Thinking of babies and kids as an extension of ourselves — our manners, our unsightly excess — forces us to live a lie and sets us up to fail spectacularly. If we think we can control them, what does it say about us when they act in ways we don’t like? Are we bad parents? Are we failures? And I mean this on a deep, identity level, where we assess our value. Should we take more extreme measures to demonstrate our control in other areas, exercising to excess, cleaning to excess, dieting rigidly? This lie of control forces some of us to stay home, exacerbating depression. It forces some of us to raise our kids under the constant threat of exposure, in a constant state of anxiety, thus teaching them the same ways of being in the world. We make our lives as small as possible because there is less that can go wrong that way. But it still goes wrong. It still goes wrong.
Parents, I feel you in this struggle to raise healthy, mindful, respectful children. I’m sorry I ever expected control from you. I won’t anymore, and I hope others won’t either.
I took my two-year-old for a well visit today. I always get kind of anxious during the part where the nurse asks questions about development. Does he throw a ball? Does he respond to his name? I can’t explain why, but I always have this minor fear that he won’t be doing something “normal,” like that time she asked if he blows kisses at nine or twelve months, and I thought, I’ve never blown a kiss to him! How would he know that?
Maybe this explains why I became a smug little shit when she asked, “Does he know fifty words?” and “Does he put two words together?” I made this little sound, a kind of righteous scoff, and told her, “He uses coordinating conjunctions. So yeah.”
He is “perfectly normal,” the doctor said of his height and weight. Which is what every parent basically wants to hear, at least as a baseline. He is right at the 50th percentile, not extraordinarily tall or short.
During the whole visit, my kid said only one word: No.
I used to bristle when people assumed, because he doesn’t say hello or goodbye on command and gives strangers a death stare, that he wasn’t talking yet. At home, with people he knows, he talks a lot. He uses compound-complex sentences. He knows the names of at least as many kitchen gadgets as I do. He can identity about fifty animals, maybe more. After reading a book a couple times, he starts filling in end rhymes.
A woman in the waiting room spoke up during a lull while my kid was sitting in every chair in the waiting room to say, “I don’t even know why people get Dr. Seuss books for little kids. They’re so long. No two-year-old has that attention span.” And I nodded and said, “Oh, for sure.” I didn’t say my kid regularly requests The Cat in the Hat, two or three times in a row.
When I take him shopping, if we pass close to another shopper, he says, “Oh, sorry.”
I am always apologizing. I see that with clarity now.
When my kid talks to his stuffed animals, he says, “Aw, what’s wrong? Are you okay?” He tells me, out of the blue sometimes, “I’m okay. I’m okay.”
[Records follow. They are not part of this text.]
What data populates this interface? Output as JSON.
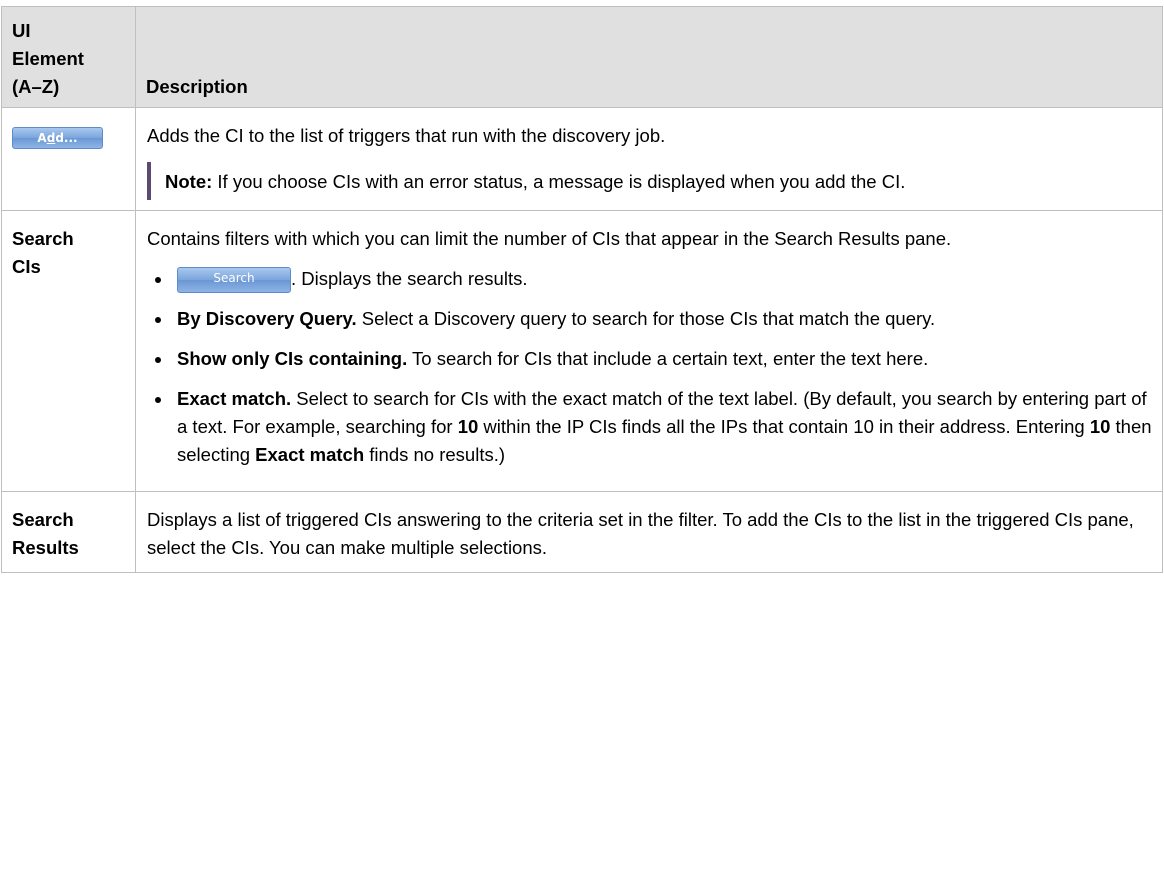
{
  "table": {
    "header": {
      "col1_line1": "UI",
      "col1_line2": "Element",
      "col1_line3": "(A–Z)",
      "col2": "Description"
    },
    "rows": [
      {
        "add_button_pre": "A",
        "add_button_mnemonic": "d",
        "add_button_post": "d...",
        "description": "Adds the CI to the list of triggers that run with the discovery job.",
        "note_label": "Note:",
        "note_text": " If you choose CIs with an error status, a message is displayed when you add the CI."
      },
      {
        "name_line1": "Search",
        "name_line2": "CIs",
        "description": "Contains filters with which you can limit the number of CIs that appear in the Search Results pane.",
        "search_button": "Search",
        "search_button_text": ". Displays the search results.",
        "items": [
          {
            "label": "By Discovery Query.",
            "text": " Select a Discovery query to search for those CIs that match the query."
          },
          {
            "label": "Show only CIs containing.",
            "text": " To search for CIs that include a certain text, enter the text here."
          },
          {
            "label": "Exact match.",
            "text1": " Select to search for CIs with the exact match of the text label. (By default, you search by entering part of a text. For example, searching for ",
            "bold1": "10",
            "text2": " within the IP CIs finds all the IPs that contain 10 in their address. Entering ",
            "bold2": "10",
            "text3": " then selecting ",
            "bold3": "Exact match",
            "text4": " finds no results.)"
          }
        ]
      },
      {
        "name_line1": "Search",
        "name_line2": "Results",
        "description": "Displays a list of triggered CIs answering to the criteria set in the filter. To add the CIs to the list in the triggered CIs pane, select the CIs. You can make multiple selections."
      }
    ]
  }
}
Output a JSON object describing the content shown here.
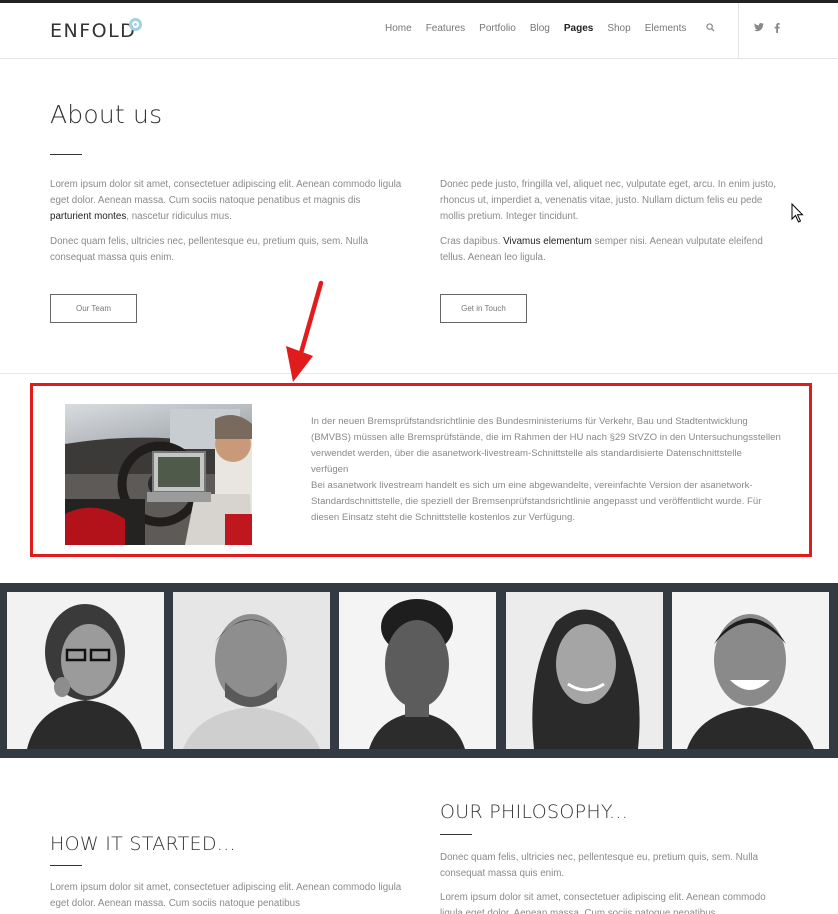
{
  "header": {
    "logo": "ENFOLD",
    "nav": [
      "Home",
      "Features",
      "Portfolio",
      "Blog",
      "Pages",
      "Shop",
      "Elements"
    ],
    "active_nav": "Pages",
    "search_icon": "search-icon",
    "social": [
      "twitter-icon",
      "facebook-icon"
    ]
  },
  "about": {
    "title": "About us",
    "left_p1_a": "Lorem ipsum dolor sit amet, consectetuer adipiscing elit. Aenean commodo ligula eget dolor. Aenean massa. Cum sociis natoque penatibus et magnis dis ",
    "left_p1_bold": "parturient montes",
    "left_p1_b": ", nascetur ridiculus mus.",
    "left_p2": "Donec quam felis, ultricies nec, pellentesque eu, pretium quis, sem. Nulla consequat massa quis enim.",
    "right_p1": "Donec pede justo, fringilla vel, aliquet nec, vulputate eget, arcu. In enim justo, rhoncus ut, imperdiet a, venenatis vitae, justo. Nullam dictum felis eu pede mollis pretium. Integer tincidunt.",
    "right_p2_a": "Cras dapibus. ",
    "right_p2_bold": "Vivamus elementum",
    "right_p2_b": " semper nisi. Aenean vulputate eleifend tellus. Aenean leo ligula.",
    "btn_team": "Our Team",
    "btn_touch": "Get in Touch"
  },
  "callout": {
    "line1": "In der neuen Bremsprüfstandsrichtlinie des Bundesministeriums für Verkehr, Bau und Stadtentwicklung (BMVBS) müssen alle Bremsprüfstände, die im Rahmen der HU nach §29 StVZO in den Untersuchungsstellen verwendet werden, über die asanetwork-livestream-Schnittstelle als standardisierte Datenschnittstelle verfügen",
    "line2": "Bei asanetwork livestream handelt es sich um eine abgewandelte, vereinfachte Version der asanetwork-Standardschnittstelle, die speziell der Bremsenprüfstandsrichtlinie angepasst und veröffentlicht wurde. Für diesen Einsatz steht die Schnittstelle kostenlos zur Verfügung."
  },
  "sections": {
    "how_title": "HOW IT STARTED...",
    "how_p": "Lorem ipsum dolor sit amet, consectetuer adipiscing elit. Aenean commodo ligula eget dolor. Aenean massa. Cum sociis natoque penatibus",
    "phil_title": "OUR PHILOSOPHY...",
    "phil_p1": "Donec quam felis, ultricies nec, pellentesque eu, pretium quis, sem. Nulla consequat massa quis enim.",
    "phil_p2": "Lorem ipsum dolor sit amet, consectetuer adipiscing elit. Aenean commodo ligula eget dolor. Aenean massa. Cum sociis natoque penatibus"
  },
  "colors": {
    "accent_red": "#e01c1c",
    "strip_bg": "#333a42",
    "logo_accent": "#9fd0e4"
  }
}
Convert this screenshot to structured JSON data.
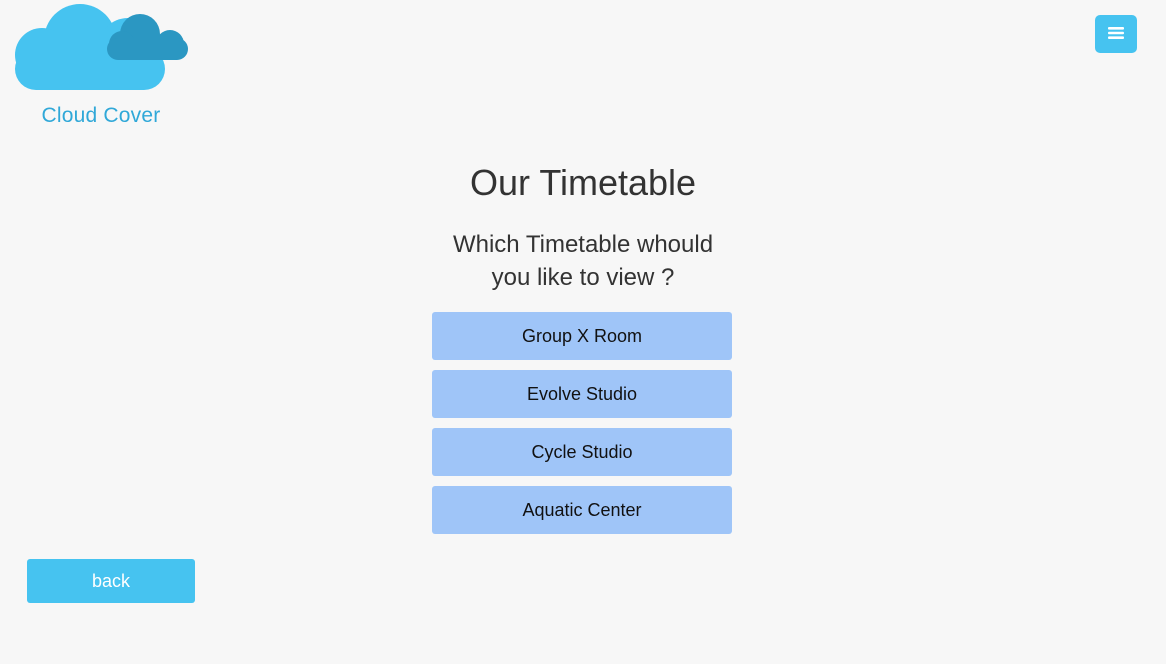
{
  "brand": {
    "name": "Cloud Cover",
    "logo_icon": "cloud-logo-icon",
    "colors": {
      "cloud_light": "#46c3f0",
      "cloud_dark": "#2b97c2",
      "text": "#30a8d8"
    }
  },
  "header": {
    "menu_icon": "hamburger-menu-icon",
    "menu_color": "#46c3f0"
  },
  "main": {
    "title": "Our Timetable",
    "question_line1": "Which Timetable whould",
    "question_line2": "you like to view ?",
    "options": [
      {
        "label": "Group X Room"
      },
      {
        "label": "Evolve Studio"
      },
      {
        "label": "Cycle Studio"
      },
      {
        "label": "Aquatic Center"
      }
    ],
    "option_color": "#9fc5f8"
  },
  "footer": {
    "back_label": "back",
    "back_color": "#46c3f0"
  }
}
I get anxious about the nurse’s development questions because I feel like a “wrong” answer is a reflection of me, of my parenting. What if he can’t really jump off the ground? What does that say about me? Should I be creating obstacle courses to foster jumping? Should I bring him around other kids who jump? Should we read books about jumping? It’s exhausting.
At the end of the interrogation, I get to say, “Oh, he knows much more than fifty words. He uses coordinating conjunctions.” So there.